It’s as though he’s having an affair with a memory.
The discovery by Kate of Geoff’s secretly rekindled romance alters the dynamic of their relationship. The couple we met pre the arrival of the letter was one in which she was definitely the one in charge: the dynamic vibrant and somewhat superior one, guiding – as is expected of wives – her ageing, mumbling spouse (For the first half of the movie, Geoff isn’t greeted with the usual words “Hello, how are you?” but with the words “Are you OK?”). After the letter, as the reality dawns upon her that Geoff is escaping his present – her – for a better past –Katya – the wind in her sails dies away. You feel as though she’s imitating the actions of a person, distractedly planning their engagement party; but still maybe clinging to the hope that Geoff’s new found passion is just a phase (he has the desire to make love again…just not the prowess).
The big moment is the anniversary celebration where the song to which they’d danced forty five years ago was “Smoke Gets in Your Eyes”. For some reason we all remember that song as one of those uber romantic songs.

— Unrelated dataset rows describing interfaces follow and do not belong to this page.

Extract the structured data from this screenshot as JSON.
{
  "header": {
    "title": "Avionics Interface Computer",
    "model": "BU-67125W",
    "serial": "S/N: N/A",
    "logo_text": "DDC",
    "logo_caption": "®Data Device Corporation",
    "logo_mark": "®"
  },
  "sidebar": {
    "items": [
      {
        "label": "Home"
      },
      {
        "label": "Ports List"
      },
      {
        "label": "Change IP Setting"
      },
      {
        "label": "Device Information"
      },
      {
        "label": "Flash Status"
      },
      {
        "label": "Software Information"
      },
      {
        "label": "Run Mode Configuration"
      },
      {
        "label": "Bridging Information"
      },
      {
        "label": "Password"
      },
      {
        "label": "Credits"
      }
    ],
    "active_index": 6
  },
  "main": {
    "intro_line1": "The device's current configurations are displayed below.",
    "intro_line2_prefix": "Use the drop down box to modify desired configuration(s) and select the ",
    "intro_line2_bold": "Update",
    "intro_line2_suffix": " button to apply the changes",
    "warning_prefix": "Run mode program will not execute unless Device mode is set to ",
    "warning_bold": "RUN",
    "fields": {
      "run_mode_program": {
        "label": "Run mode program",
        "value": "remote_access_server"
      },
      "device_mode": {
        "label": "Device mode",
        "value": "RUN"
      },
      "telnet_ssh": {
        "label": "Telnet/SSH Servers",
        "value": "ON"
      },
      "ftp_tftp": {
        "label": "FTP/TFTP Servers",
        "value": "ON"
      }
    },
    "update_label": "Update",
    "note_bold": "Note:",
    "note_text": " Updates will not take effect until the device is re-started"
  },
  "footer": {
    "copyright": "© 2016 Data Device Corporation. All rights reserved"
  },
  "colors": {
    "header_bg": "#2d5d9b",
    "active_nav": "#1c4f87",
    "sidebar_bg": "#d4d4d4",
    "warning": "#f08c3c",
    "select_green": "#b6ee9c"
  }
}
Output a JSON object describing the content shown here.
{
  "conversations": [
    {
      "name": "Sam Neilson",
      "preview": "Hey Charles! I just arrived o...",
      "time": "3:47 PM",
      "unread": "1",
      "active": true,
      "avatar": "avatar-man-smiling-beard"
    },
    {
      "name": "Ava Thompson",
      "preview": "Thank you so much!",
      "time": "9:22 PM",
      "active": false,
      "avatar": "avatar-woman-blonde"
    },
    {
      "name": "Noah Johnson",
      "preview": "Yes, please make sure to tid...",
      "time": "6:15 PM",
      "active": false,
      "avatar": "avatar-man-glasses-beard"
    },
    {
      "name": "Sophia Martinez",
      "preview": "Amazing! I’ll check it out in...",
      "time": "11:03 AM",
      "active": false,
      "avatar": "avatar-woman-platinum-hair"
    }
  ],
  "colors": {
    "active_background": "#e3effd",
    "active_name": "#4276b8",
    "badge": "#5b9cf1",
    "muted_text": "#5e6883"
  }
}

But as they dance, the darkness of the words sink in and the secrecy of the past finally trump the present:
“Now laughing friends deride
Tears I cannot hide.
So I smile and say
When a lovely flame dies, smoke gets in your eyes”
“45 Years” seems to be quietly reeling in awards: both Charlotte Rampling and Tom Courtenay won awards recently at the Silver Berlin Bear Festival. And it won Best British Film at the Edinburgh International Film Festival. They’re well deserved. Rampling and Courtenay’s acting is impeccable: understated, nuanced, compellingly believable (and interestingly, miles away from the showy agonies demanded of an Oscar).
The movie itself is a jewel of movie-making craftsmanship.
In the first scene, we see a jaunty Kate returning home (a nice cottage in Norfolk). She’s greeted by the postman and their very average, very pedestrian exchange maps out the entire movie’s concerns: she remarks to him how unusually early he is. He replies that it’s because of the newborn. Oh of course, she replies. She’d forgotten. She implores him to give her heartfelt best (she says she really means it) to his wife. She bids him goodbye and reminds him to call her Kate. It’s been a long time since you were a student, she concludes.
As she enters the house, we meet Geoff pouring over the letter
In two minutes, we not only get a sense of her (she was a teacher, strongly empathetic, brisk and energetic, but childless) and him (he’s bumbling, confused, trying to understand a letter written in German and given to prevarication), but the themes of birth and death, of the links between the past and the present, are immediately announced.
And so it continues for the entire movie… the references to Kiekegaard, his regression to smoking (…gets in your eyes?), her tender caring, like a mother to her child, when he cuts his thumb etc. are all part of the fabric of a movie where there’s not a wasted scene; where what passes for the casualness of everyday life or everyday conversation is always loaded with meaning.
So nice to find an adult movie among this summer’s morass of mediocrity.